App and web page records:
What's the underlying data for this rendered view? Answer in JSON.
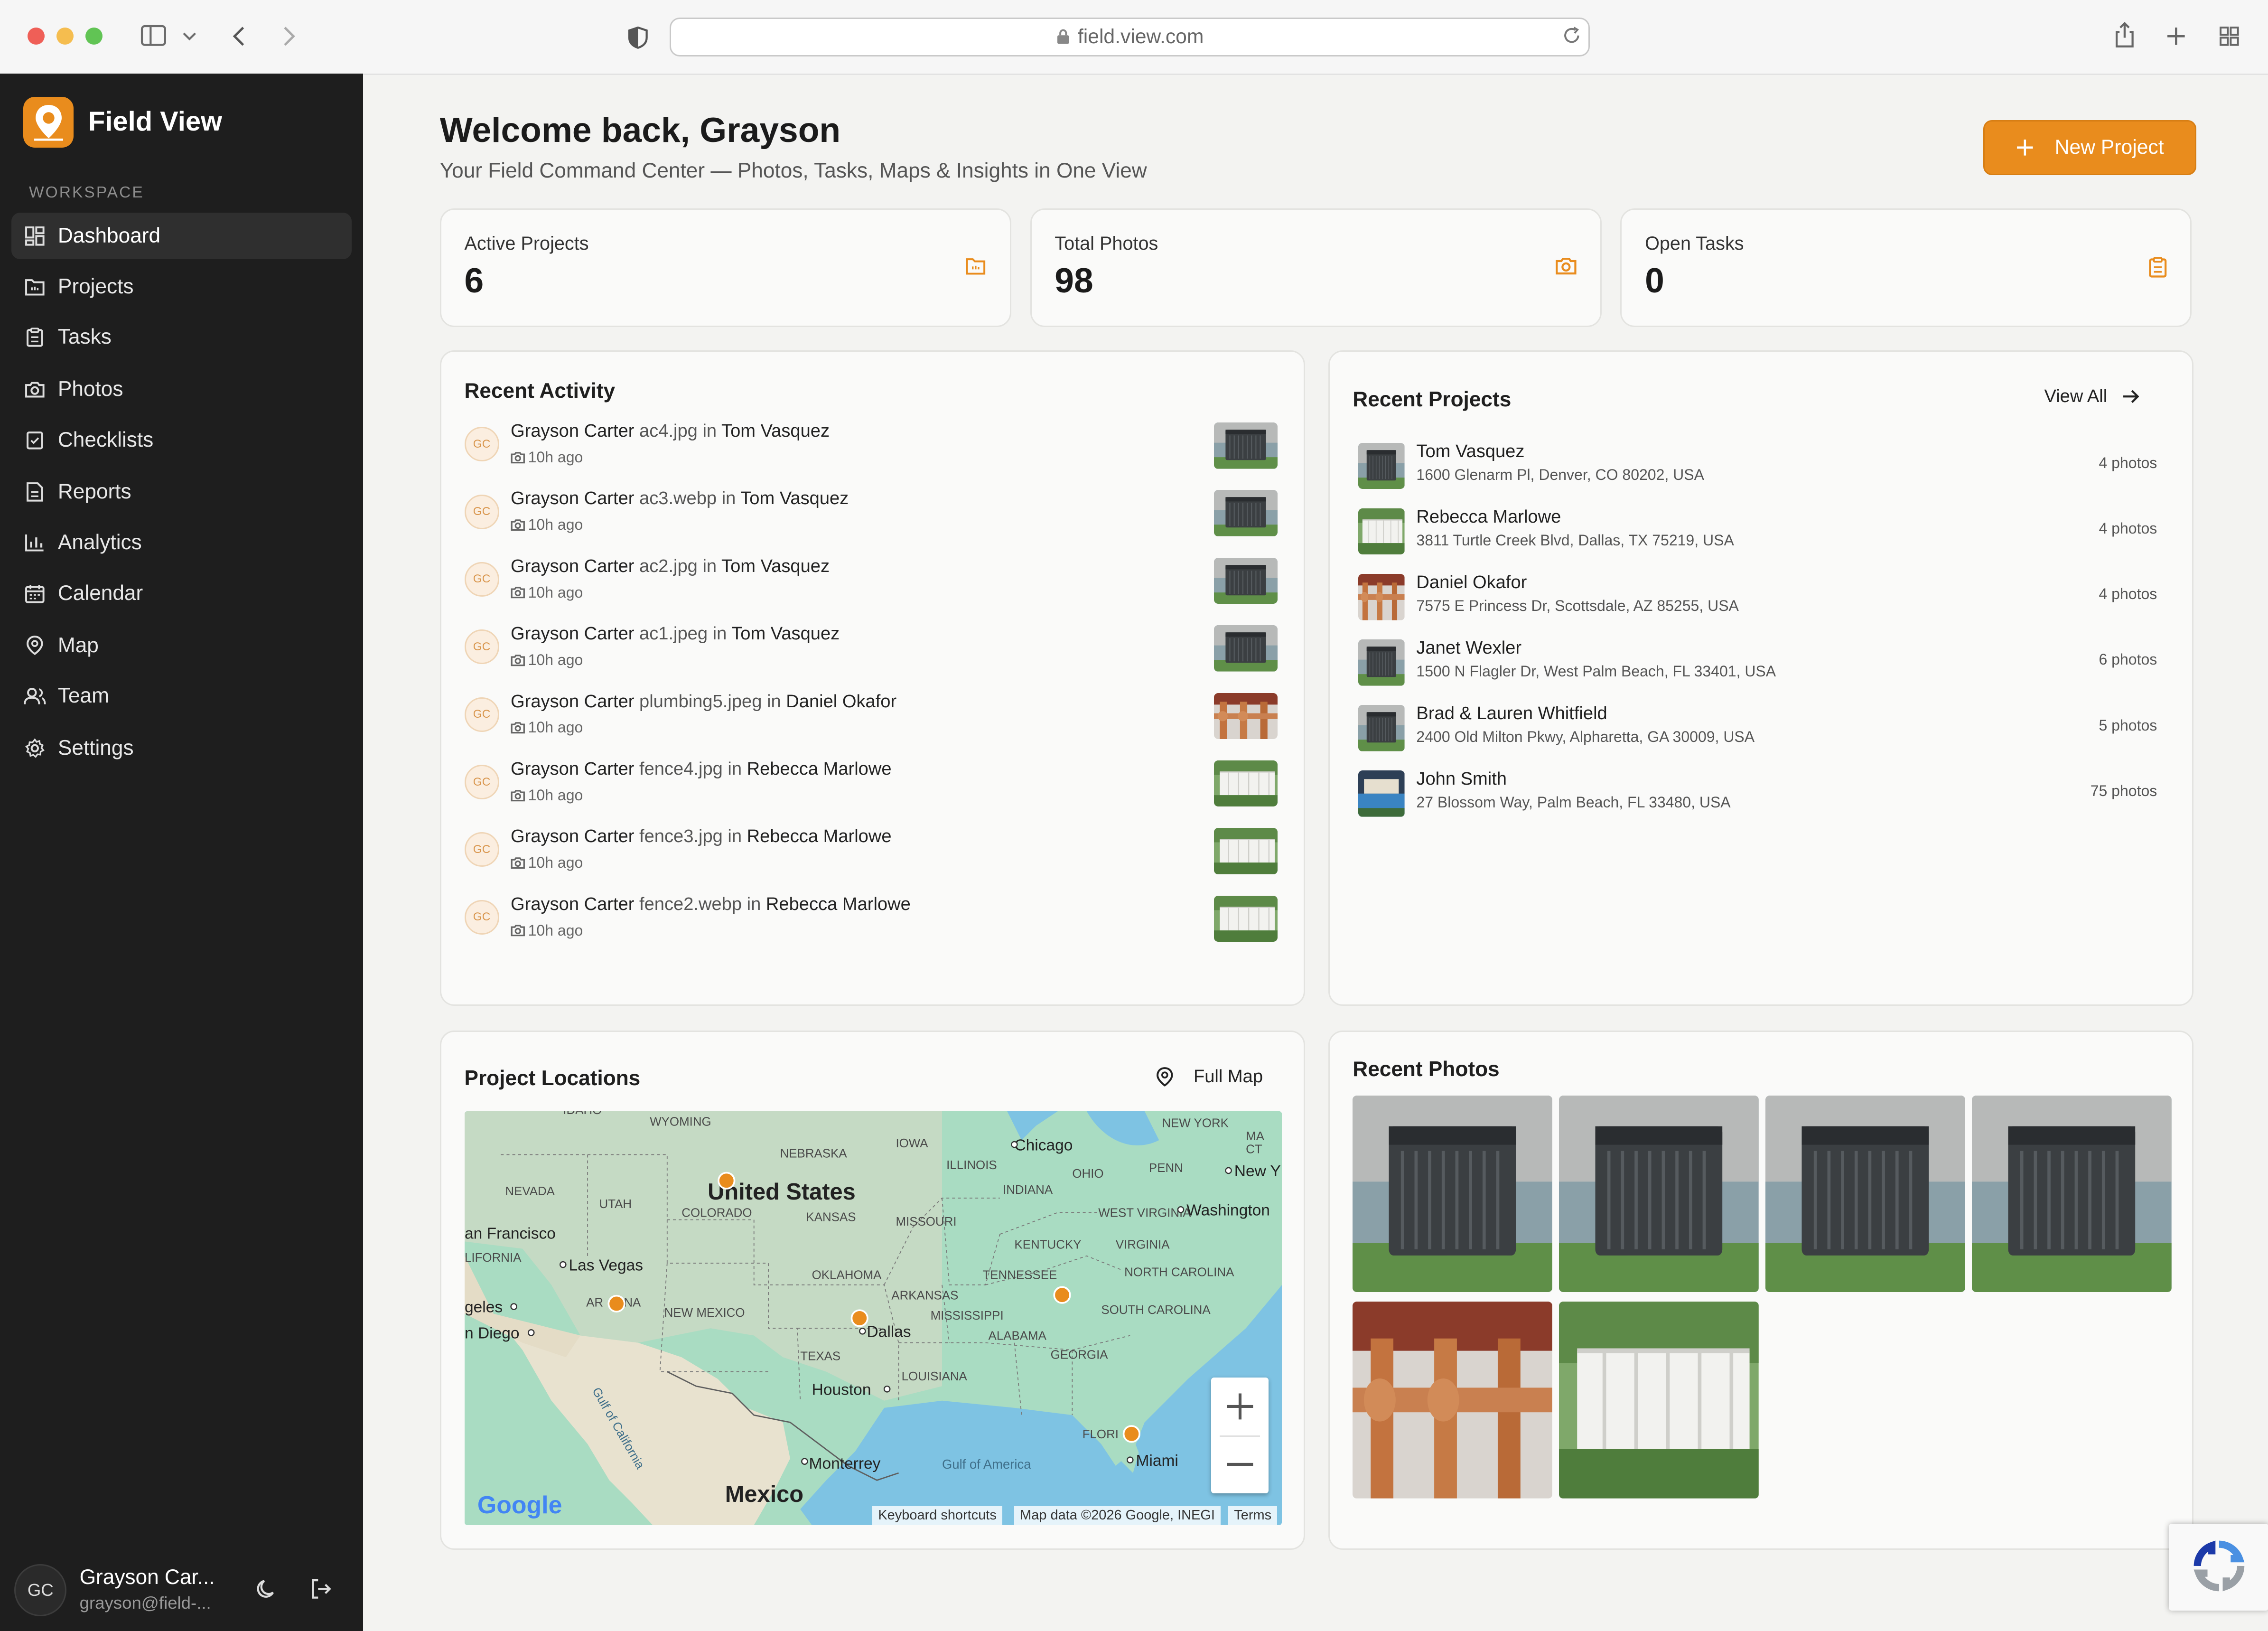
{
  "browser": {
    "url": "field.view.com"
  },
  "sidebar": {
    "brand": "Field View",
    "section_label": "WORKSPACE",
    "items": [
      {
        "label": "Dashboard",
        "icon": "dashboard-icon",
        "active": true
      },
      {
        "label": "Projects",
        "icon": "folder-icon"
      },
      {
        "label": "Tasks",
        "icon": "clipboard-icon"
      },
      {
        "label": "Photos",
        "icon": "camera-icon"
      },
      {
        "label": "Checklists",
        "icon": "checklist-icon"
      },
      {
        "label": "Reports",
        "icon": "report-icon"
      },
      {
        "label": "Analytics",
        "icon": "bar-chart-icon"
      },
      {
        "label": "Calendar",
        "icon": "calendar-icon"
      },
      {
        "label": "Map",
        "icon": "map-pin-icon"
      },
      {
        "label": "Team",
        "icon": "team-icon"
      },
      {
        "label": "Settings",
        "icon": "gear-icon"
      }
    ],
    "user": {
      "initials": "GC",
      "name": "Grayson Car...",
      "email": "grayson@field-..."
    }
  },
  "header": {
    "title": "Welcome back, Grayson",
    "subtitle": "Your Field Command Center — Photos, Tasks, Maps & Insights in One View",
    "new_project_label": "New Project"
  },
  "stats": [
    {
      "label": "Active Projects",
      "value": "6",
      "icon": "folder-icon"
    },
    {
      "label": "Total Photos",
      "value": "98",
      "icon": "camera-icon"
    },
    {
      "label": "Open Tasks",
      "value": "0",
      "icon": "clipboard-icon"
    }
  ],
  "recent_activity": {
    "title": "Recent Activity",
    "items": [
      {
        "initials": "GC",
        "user": "Grayson Carter",
        "file": "ac4.jpg",
        "sep": "in",
        "project": "Tom Vasquez",
        "time": "10h ago",
        "thumb": "ac-unit"
      },
      {
        "initials": "GC",
        "user": "Grayson Carter",
        "file": "ac3.webp",
        "sep": "in",
        "project": "Tom Vasquez",
        "time": "10h ago",
        "thumb": "ac-unit"
      },
      {
        "initials": "GC",
        "user": "Grayson Carter",
        "file": "ac2.jpg",
        "sep": "in",
        "project": "Tom Vasquez",
        "time": "10h ago",
        "thumb": "ac-unit"
      },
      {
        "initials": "GC",
        "user": "Grayson Carter",
        "file": "ac1.jpeg",
        "sep": "in",
        "project": "Tom Vasquez",
        "time": "10h ago",
        "thumb": "ac-unit"
      },
      {
        "initials": "GC",
        "user": "Grayson Carter",
        "file": "plumbing5.jpeg",
        "sep": "in",
        "project": "Daniel Okafor",
        "time": "10h ago",
        "thumb": "plumbing"
      },
      {
        "initials": "GC",
        "user": "Grayson Carter",
        "file": "fence4.jpg",
        "sep": "in",
        "project": "Rebecca Marlowe",
        "time": "10h ago",
        "thumb": "fence"
      },
      {
        "initials": "GC",
        "user": "Grayson Carter",
        "file": "fence3.jpg",
        "sep": "in",
        "project": "Rebecca Marlowe",
        "time": "10h ago",
        "thumb": "fence"
      },
      {
        "initials": "GC",
        "user": "Grayson Carter",
        "file": "fence2.webp",
        "sep": "in",
        "project": "Rebecca Marlowe",
        "time": "10h ago",
        "thumb": "fence"
      }
    ]
  },
  "recent_projects": {
    "title": "Recent Projects",
    "view_all": "View All",
    "items": [
      {
        "name": "Tom Vasquez",
        "address": "1600 Glenarm Pl, Denver, CO 80202, USA",
        "count": "4 photos"
      },
      {
        "name": "Rebecca Marlowe",
        "address": "3811 Turtle Creek Blvd, Dallas, TX 75219, USA",
        "count": "4 photos"
      },
      {
        "name": "Daniel Okafor",
        "address": "7575 E Princess Dr, Scottsdale, AZ 85255, USA",
        "count": "4 photos"
      },
      {
        "name": "Janet Wexler",
        "address": "1500 N Flagler Dr, West Palm Beach, FL 33401, USA",
        "count": "6 photos"
      },
      {
        "name": "Brad & Lauren Whitfield",
        "address": "2400 Old Milton Pkwy, Alpharetta, GA 30009, USA",
        "count": "5 photos"
      },
      {
        "name": "John Smith",
        "address": "27 Blossom Way, Palm Beach, FL 33480, USA",
        "count": "75 photos"
      }
    ]
  },
  "project_locations": {
    "title": "Project Locations",
    "full_map": "Full Map",
    "map_labels": {
      "country": "United States",
      "mexico": "Mexico",
      "s1": "WYOMING",
      "s2": "NEBRASKA",
      "s3": "IOWA",
      "s4": "ILLINOIS",
      "s5": "OHIO",
      "s6": "PENN",
      "s7": "NEVADA",
      "s8": "UTAH",
      "s9": "COLORADO",
      "s10": "KANSAS",
      "s11": "MISSOURI",
      "s12": "INDIANA",
      "s13": "KENTUCKY",
      "s14": "VIRGINIA",
      "s15": "WEST VIRGINIA",
      "s16": "OKLAHOMA",
      "s17": "ARKANSAS",
      "s18": "TENNESSEE",
      "s19": "NORTH CAROLINA",
      "s20": "SOUTH CAROLINA",
      "s21": "MISSISSIPPI",
      "s22": "ALABAMA",
      "s23": "GEORGIA",
      "s24": "TEXAS",
      "s25": "LOUISIANA",
      "s26": "NEW MEXICO",
      "s27": "LIFORNIA",
      "s28": "IDAHO",
      "s29": "NEW YORK",
      "s30": "MA",
      "s31": "CT",
      "s32": "FLORI",
      "c1": "Chicago",
      "c2": "New Y",
      "c3": "Washington",
      "c4": "an Francisco",
      "c5": "Las Vegas",
      "c6": "geles",
      "c7": "n Diego",
      "c8": "Dallas",
      "c9": "Houston",
      "c10": "Monterrey",
      "c11": "Miami",
      "c12": "Gulf of America",
      "c13": "Gulf of California",
      "c14": "AR",
      "c15": "NA"
    },
    "attribution": [
      "Keyboard shortcuts",
      "Map data ©2026 Google, INEGI",
      "Terms"
    ],
    "google": "Google"
  },
  "recent_photos": {
    "title": "Recent Photos",
    "photos": [
      "ac-unit-1",
      "ac-unit-2",
      "ac-unit-3",
      "ac-unit-4",
      "copper-pipes",
      "white-fence"
    ]
  },
  "colors": {
    "accent": "#e98c1d",
    "sidebar": "#1e1e1e",
    "map_water": "#7ec3e3",
    "map_land": "#a9dcc2"
  }
}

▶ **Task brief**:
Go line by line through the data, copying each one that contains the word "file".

▶ **Reply**:
        "file": "ac4.jpg",
        "file": "ac3.webp",
        "file": "ac2.jpg",
        "file": "ac1.jpeg",
        "file": "plumbing5.jpeg",
        "file": "fence4.jpg",
        "file": "fence3.jpg",
        "file": "fence2.webp",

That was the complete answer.